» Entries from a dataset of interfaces
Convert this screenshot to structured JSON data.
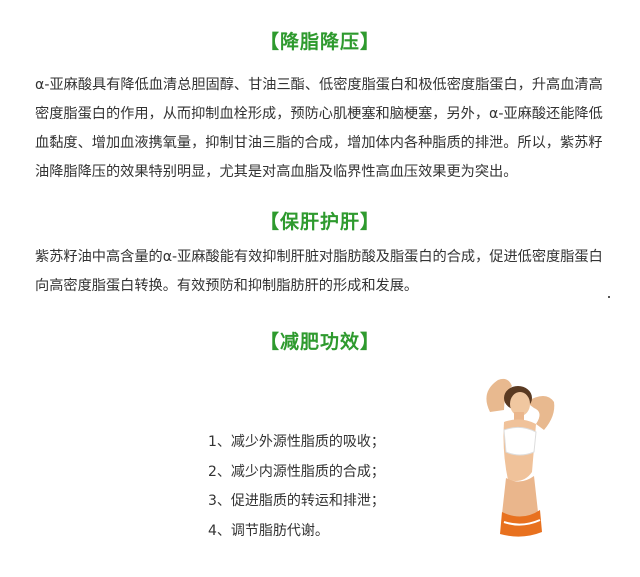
{
  "sections": [
    {
      "title": "【降脂降压】",
      "paragraph": "α-亚麻酸具有降低血清总胆固醇、甘油三酯、低密度脂蛋白和极低密度脂蛋白，升高血清高密度脂蛋白的作用，从而抑制血栓形成，预防心肌梗塞和脑梗塞，另外，α-亚麻酸还能降低血黏度、增加血液携氧量，抑制甘油三脂的合成，增加体内各种脂质的排泄。所以，紫苏籽油降脂降压的效果特别明显，尤其是对高血脂及临界性高血压效果更为突出。"
    },
    {
      "title": "【保肝护肝】",
      "paragraph": "紫苏籽油中高含量的α-亚麻酸能有效抑制肝脏对脂肪酸及脂蛋白的合成，促进低密度脂蛋白向高密度脂蛋白转换。有效预防和抑制脂肪肝的形成和发展。"
    },
    {
      "title": "【减肥功效】",
      "items": [
        "1、减少外源性脂质的吸收；",
        "2、减少内源性脂质的合成；",
        "3、促进脂质的转运和排泄；",
        "4、调节脂肪代谢。"
      ]
    }
  ],
  "colors": {
    "title_green": "#2e9a2e",
    "body_text": "#333333",
    "swimsuit_orange": "#e8711f"
  },
  "icons": {
    "figure": "woman-illustration-icon"
  }
}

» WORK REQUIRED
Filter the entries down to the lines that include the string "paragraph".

» RESPONSE TO THIS TASK
      "paragraph": "α-亚麻酸具有降低血清总胆固醇、甘油三酯、低密度脂蛋白和极低密度脂蛋白，升高血清高密度脂蛋白的作用，从而抑制血栓形成，预防心肌梗塞和脑梗塞，另外，α-亚麻酸还能降低血黏度、增加血液携氧量，抑制甘油三脂的合成，增加体内各种脂质的排泄。所以，紫苏籽油降脂降压的效果特别明显，尤其是对高血脂及临界性高血压效果更为突出。"
      "paragraph": "紫苏籽油中高含量的α-亚麻酸能有效抑制肝脏对脂肪酸及脂蛋白的合成，促进低密度脂蛋白向高密度脂蛋白转换。有效预防和抑制脂肪肝的形成和发展。"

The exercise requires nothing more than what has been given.